TASK REQUIREMENTS: In the data that follows, count every line holding the string "subtitle" and give the count alone.

[Dataset rows describing interfaces]
= = = =

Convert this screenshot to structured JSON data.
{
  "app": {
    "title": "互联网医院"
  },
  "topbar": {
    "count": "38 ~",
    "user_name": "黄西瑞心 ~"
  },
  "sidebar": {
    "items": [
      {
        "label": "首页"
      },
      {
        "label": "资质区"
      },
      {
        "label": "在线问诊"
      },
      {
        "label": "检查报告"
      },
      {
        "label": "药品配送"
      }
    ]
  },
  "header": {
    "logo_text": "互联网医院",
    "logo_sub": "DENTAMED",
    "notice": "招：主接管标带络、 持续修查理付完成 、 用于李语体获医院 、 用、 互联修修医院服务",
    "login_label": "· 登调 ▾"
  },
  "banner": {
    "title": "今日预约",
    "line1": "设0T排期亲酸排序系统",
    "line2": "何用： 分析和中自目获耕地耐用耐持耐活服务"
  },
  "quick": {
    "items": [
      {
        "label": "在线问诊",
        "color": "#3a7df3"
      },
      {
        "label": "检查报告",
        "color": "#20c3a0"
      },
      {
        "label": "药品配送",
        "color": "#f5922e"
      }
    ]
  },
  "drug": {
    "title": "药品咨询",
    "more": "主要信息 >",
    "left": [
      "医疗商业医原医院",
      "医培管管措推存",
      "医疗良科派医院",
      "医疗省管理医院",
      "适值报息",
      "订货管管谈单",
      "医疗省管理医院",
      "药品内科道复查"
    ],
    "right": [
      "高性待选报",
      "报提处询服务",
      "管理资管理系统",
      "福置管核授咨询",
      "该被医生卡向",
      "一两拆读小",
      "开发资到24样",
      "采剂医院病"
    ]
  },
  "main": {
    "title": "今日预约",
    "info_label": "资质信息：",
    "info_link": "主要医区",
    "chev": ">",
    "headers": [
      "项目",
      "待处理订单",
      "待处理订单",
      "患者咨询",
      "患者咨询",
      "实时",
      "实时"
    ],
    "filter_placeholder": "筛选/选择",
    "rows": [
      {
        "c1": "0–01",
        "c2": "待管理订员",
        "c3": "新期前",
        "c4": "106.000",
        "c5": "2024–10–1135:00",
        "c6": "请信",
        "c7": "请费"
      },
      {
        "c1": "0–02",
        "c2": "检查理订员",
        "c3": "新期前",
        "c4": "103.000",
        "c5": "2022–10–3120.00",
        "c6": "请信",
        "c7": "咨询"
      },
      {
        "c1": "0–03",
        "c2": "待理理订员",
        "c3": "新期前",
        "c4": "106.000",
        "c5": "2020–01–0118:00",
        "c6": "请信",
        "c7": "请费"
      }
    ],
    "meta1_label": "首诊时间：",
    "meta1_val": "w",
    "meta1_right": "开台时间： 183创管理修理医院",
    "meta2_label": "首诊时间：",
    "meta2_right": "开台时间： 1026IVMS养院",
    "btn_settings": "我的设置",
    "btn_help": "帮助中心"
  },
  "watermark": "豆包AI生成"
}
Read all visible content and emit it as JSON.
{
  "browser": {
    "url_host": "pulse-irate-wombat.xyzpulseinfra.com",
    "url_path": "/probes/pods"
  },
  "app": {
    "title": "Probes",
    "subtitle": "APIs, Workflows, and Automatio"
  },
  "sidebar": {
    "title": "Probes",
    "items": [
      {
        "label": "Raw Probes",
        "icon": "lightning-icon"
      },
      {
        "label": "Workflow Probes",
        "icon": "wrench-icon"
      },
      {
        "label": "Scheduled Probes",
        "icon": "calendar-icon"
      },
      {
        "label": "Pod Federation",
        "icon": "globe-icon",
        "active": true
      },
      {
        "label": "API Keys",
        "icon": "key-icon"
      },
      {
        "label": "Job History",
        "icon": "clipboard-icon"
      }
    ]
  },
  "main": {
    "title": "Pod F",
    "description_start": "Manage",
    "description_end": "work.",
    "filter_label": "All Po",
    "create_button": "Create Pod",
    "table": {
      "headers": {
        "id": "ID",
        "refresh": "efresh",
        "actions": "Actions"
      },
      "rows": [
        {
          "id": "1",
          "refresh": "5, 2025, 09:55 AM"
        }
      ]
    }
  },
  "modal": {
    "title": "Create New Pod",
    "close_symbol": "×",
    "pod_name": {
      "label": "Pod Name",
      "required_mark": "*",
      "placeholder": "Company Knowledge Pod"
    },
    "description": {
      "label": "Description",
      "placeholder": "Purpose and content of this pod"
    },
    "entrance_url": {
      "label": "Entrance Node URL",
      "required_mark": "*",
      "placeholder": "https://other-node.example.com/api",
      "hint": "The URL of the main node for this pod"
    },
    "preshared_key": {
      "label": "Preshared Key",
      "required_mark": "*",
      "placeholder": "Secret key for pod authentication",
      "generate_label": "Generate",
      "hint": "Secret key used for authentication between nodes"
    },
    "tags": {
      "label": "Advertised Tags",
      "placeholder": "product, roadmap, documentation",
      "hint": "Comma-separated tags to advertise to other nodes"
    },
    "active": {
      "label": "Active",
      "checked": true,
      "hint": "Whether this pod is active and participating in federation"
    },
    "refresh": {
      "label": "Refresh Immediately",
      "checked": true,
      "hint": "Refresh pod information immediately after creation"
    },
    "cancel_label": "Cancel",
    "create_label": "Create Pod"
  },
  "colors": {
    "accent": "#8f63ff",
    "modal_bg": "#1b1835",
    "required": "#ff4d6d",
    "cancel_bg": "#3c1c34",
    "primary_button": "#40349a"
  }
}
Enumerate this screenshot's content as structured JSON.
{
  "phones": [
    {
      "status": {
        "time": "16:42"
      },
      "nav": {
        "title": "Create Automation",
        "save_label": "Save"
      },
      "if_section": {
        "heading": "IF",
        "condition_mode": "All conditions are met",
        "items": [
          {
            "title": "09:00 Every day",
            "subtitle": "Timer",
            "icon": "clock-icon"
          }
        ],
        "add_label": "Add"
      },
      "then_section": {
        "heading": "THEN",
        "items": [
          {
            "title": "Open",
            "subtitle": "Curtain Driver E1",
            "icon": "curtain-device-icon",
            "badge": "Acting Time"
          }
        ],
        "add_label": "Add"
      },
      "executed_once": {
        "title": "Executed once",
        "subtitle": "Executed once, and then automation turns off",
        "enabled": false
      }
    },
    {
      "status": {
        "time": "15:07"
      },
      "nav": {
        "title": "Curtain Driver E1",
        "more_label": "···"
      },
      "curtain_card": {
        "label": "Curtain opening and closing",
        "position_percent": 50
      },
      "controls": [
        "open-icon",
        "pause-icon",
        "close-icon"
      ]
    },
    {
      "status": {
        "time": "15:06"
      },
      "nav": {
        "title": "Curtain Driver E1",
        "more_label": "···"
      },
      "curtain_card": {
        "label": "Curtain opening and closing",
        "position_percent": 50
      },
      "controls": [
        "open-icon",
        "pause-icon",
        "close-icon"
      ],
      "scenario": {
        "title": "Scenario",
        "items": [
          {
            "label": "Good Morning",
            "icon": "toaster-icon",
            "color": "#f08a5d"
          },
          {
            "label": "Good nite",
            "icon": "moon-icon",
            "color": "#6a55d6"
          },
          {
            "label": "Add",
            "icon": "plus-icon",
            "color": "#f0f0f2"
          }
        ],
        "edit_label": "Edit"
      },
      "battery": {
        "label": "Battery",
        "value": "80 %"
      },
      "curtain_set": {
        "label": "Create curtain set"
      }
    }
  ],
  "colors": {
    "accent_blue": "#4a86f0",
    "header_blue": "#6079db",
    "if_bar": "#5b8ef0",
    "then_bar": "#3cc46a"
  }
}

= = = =

EXERCISE RESPONSE: 4